I loved, loved, LOVED this book. Told in a series of sparse but beautiful narrative poems that depict one short elevator ride, Long Way Down by Jason Reynolds is a YA standout. This little book is reminiscent of the troubling books of verse by Ellen Hopkins (i.e. Crank, Glass) that explain her daughter’s meth addiction in a captivating, heartbreaking, and highly readable way. Like Hopkins’ works, Long Way Down uses its few words, text spacing, punctuation, and patterns of letters to create visual shapes on the page that linger with a reader long after they’ve put down the book. And, like Hopkins, Reynolds manages to take a frightfully real and painfully ugly topic and deliver a volume that is nothing short of beautiful.
The book focuses on the shooting of Will’s older brother Shawn as he walks home from the corner store.

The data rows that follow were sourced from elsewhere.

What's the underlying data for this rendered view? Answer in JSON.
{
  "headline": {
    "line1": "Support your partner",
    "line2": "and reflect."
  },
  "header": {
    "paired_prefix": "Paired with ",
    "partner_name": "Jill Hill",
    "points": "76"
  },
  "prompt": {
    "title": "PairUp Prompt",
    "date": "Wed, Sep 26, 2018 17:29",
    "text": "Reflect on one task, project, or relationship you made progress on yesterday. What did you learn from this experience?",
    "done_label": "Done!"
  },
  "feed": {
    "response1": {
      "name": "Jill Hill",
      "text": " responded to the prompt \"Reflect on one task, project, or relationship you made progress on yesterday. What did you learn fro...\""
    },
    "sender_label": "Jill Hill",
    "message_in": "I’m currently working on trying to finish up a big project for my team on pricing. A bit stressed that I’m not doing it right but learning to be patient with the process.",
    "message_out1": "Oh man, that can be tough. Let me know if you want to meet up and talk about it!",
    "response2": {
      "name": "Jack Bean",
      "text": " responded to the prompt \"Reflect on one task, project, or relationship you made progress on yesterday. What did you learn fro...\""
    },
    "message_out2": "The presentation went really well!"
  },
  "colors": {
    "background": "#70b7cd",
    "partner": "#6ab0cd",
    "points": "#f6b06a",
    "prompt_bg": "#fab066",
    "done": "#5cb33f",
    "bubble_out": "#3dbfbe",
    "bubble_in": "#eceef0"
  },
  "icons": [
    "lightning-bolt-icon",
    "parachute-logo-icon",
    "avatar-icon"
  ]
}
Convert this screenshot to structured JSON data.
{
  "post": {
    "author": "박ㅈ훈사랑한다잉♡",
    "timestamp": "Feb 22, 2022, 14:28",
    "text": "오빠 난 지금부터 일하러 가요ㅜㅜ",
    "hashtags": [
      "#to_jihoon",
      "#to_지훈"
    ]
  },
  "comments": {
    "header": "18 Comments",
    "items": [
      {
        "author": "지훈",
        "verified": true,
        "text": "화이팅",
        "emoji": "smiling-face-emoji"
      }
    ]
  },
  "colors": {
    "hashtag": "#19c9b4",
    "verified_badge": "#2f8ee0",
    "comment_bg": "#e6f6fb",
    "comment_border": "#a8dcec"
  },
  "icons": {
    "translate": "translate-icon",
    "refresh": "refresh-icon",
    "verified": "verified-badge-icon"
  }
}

Will finds himself learning about the “rules” which survivors of such tragedies must follow. Will takes possession of a gun and seeks out his brother’s killer to exact the expected revenge. As he descends in an elevator to meet the person who killed Shawn, Will encounters a series of surprising characters as the doors open on each floor. Each character is more unexpected than the last and each has a unique and heartrending message to share with Will before he completes his ultimate goal of becoming a murderer.
Definitely not your mother’s book of love poetry or the famous but stiff Shakespearean sonnets they forced you to read in school, Reynolds’ latest is modern poetry at its evocative and realistic best. I definitely recommend this one!